PROVIDED DATA below:
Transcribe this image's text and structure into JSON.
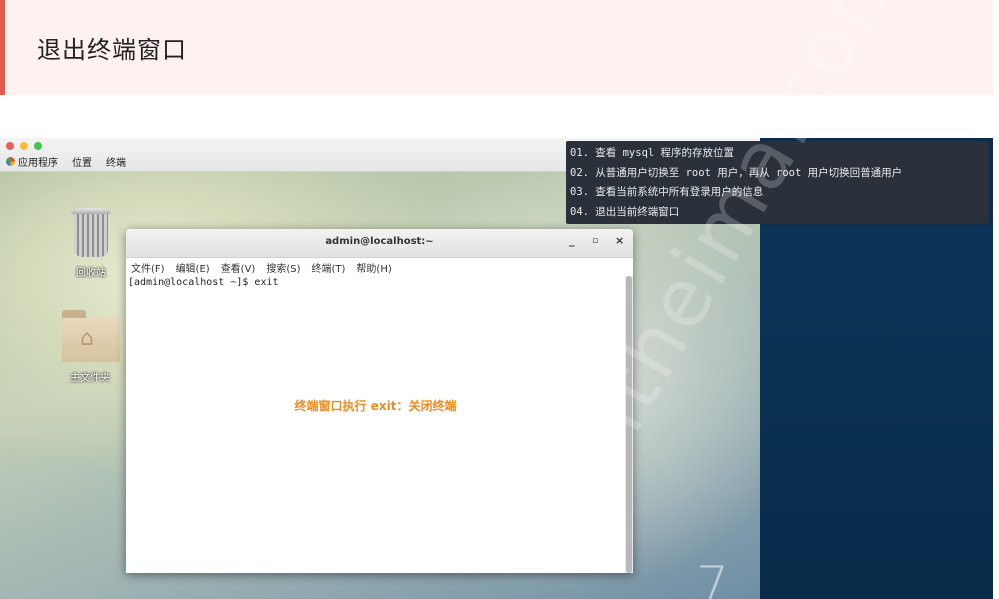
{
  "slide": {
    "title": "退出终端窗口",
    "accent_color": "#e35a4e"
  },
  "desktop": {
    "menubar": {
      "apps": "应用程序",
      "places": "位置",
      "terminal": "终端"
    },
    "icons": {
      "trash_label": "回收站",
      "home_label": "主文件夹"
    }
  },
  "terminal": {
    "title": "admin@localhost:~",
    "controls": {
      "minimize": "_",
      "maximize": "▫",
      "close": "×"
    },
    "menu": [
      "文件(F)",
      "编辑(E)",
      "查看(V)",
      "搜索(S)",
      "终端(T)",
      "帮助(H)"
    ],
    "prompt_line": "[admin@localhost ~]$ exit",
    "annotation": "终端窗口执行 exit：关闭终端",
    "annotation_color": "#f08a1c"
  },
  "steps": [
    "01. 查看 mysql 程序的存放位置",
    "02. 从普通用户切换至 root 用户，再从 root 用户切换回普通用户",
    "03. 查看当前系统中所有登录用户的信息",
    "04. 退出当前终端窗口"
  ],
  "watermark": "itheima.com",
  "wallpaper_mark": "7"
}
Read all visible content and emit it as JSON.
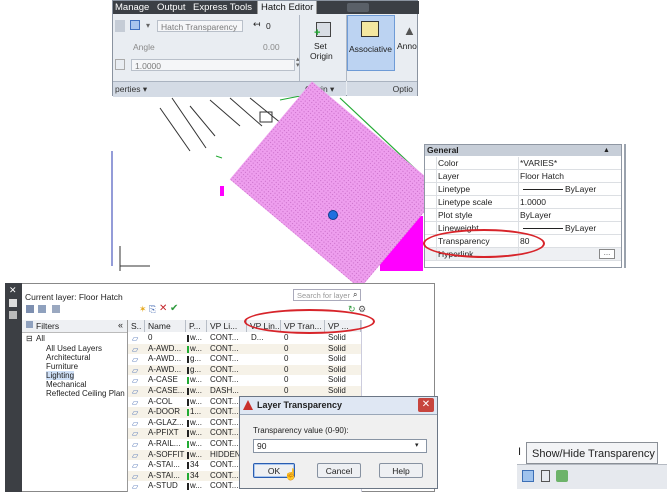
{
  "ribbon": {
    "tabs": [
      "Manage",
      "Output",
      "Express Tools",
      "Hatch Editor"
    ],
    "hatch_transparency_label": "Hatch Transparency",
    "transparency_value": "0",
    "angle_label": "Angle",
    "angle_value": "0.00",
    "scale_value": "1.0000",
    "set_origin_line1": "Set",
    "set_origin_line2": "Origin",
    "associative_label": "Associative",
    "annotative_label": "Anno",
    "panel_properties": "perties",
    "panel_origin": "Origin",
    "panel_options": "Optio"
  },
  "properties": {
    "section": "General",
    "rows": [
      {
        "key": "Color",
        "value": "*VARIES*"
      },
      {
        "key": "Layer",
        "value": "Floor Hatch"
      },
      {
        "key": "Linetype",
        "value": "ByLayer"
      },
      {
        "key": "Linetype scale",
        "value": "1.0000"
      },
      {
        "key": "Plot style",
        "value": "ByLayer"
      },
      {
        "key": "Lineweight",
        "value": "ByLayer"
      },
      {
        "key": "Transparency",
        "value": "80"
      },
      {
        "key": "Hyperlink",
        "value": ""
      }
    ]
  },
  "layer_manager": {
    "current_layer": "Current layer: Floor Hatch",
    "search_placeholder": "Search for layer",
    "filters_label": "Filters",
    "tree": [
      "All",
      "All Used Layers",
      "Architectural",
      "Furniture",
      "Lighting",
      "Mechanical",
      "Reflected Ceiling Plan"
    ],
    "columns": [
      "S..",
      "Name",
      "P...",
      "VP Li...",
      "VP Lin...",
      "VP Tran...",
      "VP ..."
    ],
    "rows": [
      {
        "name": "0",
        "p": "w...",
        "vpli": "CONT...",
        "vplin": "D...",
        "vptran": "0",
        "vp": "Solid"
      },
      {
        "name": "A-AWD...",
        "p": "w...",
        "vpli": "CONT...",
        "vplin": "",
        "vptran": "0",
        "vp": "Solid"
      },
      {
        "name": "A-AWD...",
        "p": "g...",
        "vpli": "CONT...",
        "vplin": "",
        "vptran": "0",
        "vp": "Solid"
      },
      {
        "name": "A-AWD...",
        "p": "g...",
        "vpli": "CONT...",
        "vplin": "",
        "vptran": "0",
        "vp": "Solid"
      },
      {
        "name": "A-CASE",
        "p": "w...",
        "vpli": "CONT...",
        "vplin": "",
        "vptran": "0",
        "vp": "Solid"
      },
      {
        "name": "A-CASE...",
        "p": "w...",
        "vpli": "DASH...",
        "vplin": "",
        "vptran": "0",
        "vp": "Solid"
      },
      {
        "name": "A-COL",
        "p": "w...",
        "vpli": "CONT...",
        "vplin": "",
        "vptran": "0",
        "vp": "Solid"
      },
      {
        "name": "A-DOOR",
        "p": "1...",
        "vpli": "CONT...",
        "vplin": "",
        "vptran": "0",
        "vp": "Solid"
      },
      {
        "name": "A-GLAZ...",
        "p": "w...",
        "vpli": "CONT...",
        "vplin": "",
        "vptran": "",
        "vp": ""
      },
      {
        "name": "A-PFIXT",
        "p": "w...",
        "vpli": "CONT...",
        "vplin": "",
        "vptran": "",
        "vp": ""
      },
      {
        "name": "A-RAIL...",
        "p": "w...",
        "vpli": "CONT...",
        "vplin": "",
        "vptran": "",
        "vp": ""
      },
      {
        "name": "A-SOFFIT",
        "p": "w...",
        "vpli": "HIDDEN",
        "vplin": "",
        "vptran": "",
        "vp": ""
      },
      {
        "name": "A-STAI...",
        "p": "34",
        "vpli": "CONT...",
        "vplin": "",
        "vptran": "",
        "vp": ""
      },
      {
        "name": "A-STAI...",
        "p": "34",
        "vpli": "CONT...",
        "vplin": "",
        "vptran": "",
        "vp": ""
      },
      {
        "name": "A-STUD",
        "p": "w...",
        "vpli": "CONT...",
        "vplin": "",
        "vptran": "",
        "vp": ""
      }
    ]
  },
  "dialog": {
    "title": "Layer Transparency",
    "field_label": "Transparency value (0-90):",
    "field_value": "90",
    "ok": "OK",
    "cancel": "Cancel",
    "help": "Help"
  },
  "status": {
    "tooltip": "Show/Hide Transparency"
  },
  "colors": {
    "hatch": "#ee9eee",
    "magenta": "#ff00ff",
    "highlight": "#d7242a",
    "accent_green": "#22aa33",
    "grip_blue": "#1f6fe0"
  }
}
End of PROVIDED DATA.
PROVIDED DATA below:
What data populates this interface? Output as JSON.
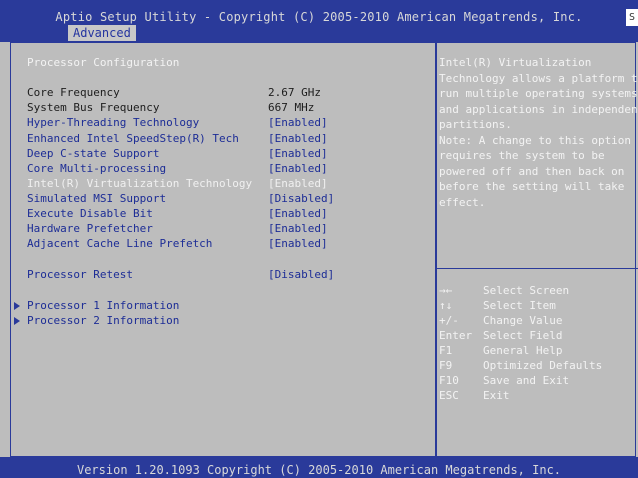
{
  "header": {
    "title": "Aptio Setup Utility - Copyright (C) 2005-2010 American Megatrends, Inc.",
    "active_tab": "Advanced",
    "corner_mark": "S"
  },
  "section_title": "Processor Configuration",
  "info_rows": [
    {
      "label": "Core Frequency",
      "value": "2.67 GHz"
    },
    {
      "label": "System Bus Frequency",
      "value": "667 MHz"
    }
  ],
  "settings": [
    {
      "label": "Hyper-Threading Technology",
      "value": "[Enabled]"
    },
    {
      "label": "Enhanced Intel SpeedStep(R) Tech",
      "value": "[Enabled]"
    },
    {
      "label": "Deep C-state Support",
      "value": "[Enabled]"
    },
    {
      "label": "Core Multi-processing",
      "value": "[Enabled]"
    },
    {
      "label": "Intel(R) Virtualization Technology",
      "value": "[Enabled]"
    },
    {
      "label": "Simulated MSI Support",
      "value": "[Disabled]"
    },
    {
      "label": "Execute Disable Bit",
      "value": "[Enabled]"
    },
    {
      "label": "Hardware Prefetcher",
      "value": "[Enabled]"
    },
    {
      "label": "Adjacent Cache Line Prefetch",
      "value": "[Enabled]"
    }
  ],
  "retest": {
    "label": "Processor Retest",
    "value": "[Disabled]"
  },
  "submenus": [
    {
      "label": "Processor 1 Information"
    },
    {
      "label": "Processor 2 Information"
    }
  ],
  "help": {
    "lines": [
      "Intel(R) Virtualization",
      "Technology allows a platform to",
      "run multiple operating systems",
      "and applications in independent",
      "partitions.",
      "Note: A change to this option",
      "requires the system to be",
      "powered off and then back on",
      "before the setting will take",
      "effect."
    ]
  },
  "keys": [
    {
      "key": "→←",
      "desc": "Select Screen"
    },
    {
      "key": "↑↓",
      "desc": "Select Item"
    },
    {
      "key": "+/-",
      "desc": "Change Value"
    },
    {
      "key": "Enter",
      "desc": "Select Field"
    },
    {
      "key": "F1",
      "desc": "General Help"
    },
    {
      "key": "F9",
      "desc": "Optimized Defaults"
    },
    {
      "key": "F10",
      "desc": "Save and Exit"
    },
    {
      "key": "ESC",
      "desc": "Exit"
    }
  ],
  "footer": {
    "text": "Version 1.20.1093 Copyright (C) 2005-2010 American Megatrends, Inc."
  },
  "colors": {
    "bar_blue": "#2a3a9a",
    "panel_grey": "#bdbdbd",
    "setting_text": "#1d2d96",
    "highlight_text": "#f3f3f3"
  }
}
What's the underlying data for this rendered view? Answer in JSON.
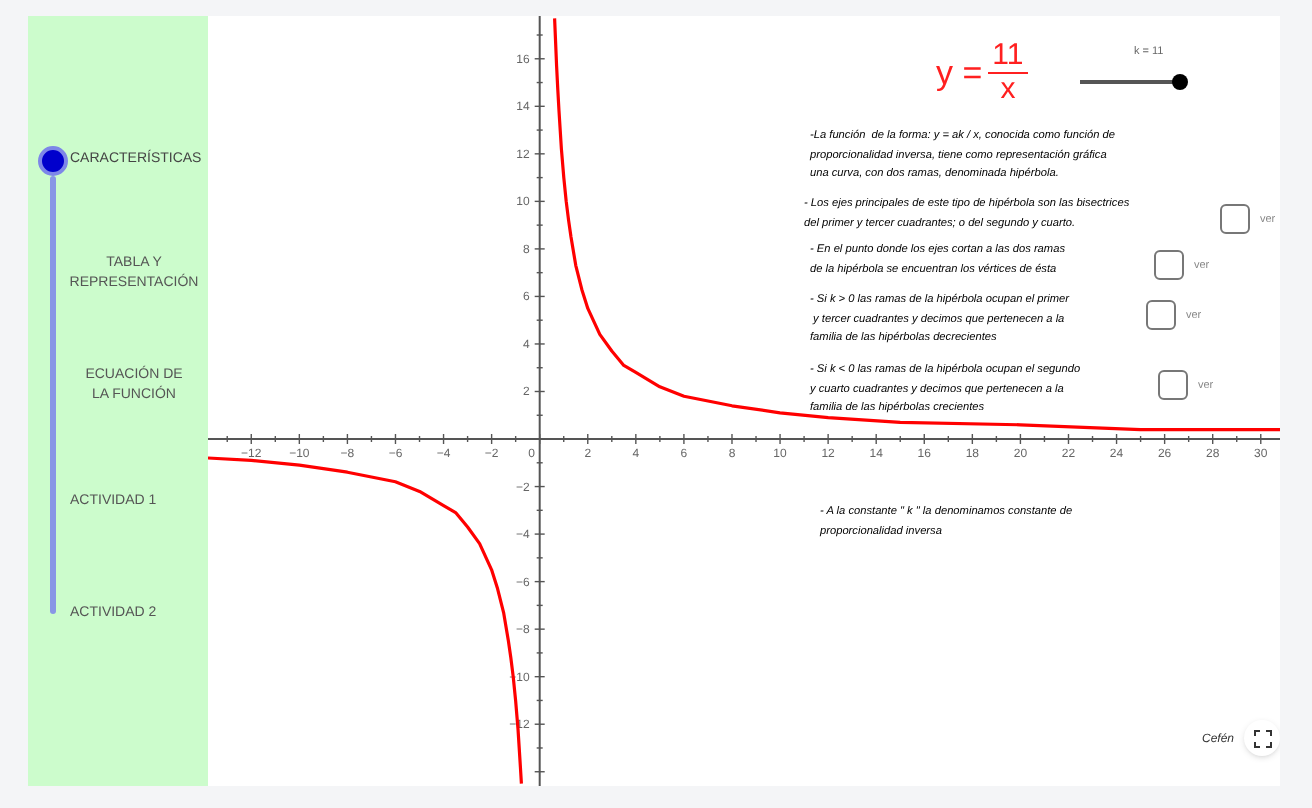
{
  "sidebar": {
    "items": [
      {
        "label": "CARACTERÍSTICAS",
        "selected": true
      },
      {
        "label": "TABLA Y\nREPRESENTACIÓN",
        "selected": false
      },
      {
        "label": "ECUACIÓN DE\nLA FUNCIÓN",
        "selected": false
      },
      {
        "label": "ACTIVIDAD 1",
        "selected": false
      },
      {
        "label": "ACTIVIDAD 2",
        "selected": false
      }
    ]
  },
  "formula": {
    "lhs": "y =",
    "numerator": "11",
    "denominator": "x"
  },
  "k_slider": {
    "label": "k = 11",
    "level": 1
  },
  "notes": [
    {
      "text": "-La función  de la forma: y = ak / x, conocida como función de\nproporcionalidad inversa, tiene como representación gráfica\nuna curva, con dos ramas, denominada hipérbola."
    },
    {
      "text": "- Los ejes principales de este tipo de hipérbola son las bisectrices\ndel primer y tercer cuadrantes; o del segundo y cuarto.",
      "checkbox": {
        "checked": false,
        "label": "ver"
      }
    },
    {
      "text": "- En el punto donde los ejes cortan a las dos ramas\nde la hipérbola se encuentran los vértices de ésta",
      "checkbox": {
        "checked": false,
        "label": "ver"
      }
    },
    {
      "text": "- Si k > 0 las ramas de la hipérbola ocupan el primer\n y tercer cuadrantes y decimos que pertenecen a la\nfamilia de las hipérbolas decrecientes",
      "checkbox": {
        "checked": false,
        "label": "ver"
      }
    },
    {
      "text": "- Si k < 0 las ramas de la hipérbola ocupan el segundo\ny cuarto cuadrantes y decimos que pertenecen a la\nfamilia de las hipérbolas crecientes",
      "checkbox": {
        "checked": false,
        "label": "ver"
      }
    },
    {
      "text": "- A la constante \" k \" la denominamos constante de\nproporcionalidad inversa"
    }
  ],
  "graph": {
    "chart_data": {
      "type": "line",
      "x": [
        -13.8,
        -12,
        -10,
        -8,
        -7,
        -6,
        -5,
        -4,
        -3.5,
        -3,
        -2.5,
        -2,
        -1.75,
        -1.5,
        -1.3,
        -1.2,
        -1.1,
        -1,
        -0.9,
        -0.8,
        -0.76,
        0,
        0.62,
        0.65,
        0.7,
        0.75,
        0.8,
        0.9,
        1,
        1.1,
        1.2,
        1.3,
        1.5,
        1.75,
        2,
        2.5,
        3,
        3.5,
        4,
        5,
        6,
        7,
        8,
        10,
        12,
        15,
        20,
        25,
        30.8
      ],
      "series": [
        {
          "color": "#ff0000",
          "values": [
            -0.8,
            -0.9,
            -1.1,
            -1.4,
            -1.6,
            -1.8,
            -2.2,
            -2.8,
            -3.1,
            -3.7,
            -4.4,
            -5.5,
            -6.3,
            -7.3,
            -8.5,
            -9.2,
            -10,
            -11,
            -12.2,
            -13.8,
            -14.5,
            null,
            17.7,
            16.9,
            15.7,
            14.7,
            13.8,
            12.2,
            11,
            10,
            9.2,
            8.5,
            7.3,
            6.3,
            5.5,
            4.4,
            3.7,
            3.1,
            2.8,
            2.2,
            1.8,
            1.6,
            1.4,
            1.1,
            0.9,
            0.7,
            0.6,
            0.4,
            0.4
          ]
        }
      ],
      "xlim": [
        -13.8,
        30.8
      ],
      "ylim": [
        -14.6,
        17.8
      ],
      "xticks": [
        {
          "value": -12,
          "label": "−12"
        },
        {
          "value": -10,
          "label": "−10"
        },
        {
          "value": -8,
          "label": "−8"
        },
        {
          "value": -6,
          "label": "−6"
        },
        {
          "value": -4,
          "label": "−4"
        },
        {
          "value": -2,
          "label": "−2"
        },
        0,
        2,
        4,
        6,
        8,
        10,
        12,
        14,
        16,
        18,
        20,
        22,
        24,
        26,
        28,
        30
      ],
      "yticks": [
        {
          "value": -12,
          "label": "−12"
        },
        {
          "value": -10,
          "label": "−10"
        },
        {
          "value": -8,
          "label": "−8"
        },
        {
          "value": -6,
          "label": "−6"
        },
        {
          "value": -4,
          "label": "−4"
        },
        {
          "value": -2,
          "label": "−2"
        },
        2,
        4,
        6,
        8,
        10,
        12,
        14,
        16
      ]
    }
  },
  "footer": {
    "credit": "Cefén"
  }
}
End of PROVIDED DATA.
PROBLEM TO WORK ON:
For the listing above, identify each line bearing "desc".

SOLUTION TO THE PROBLEM:
      "desc": "Select Screen"
      "desc": "Select Item"
      "desc": "Change Value"
      "desc": "Select Field"
      "desc": "General Help"
      "desc": "Optimized Defaults"
      "desc": "Save and Exit"
      "desc": "Exit"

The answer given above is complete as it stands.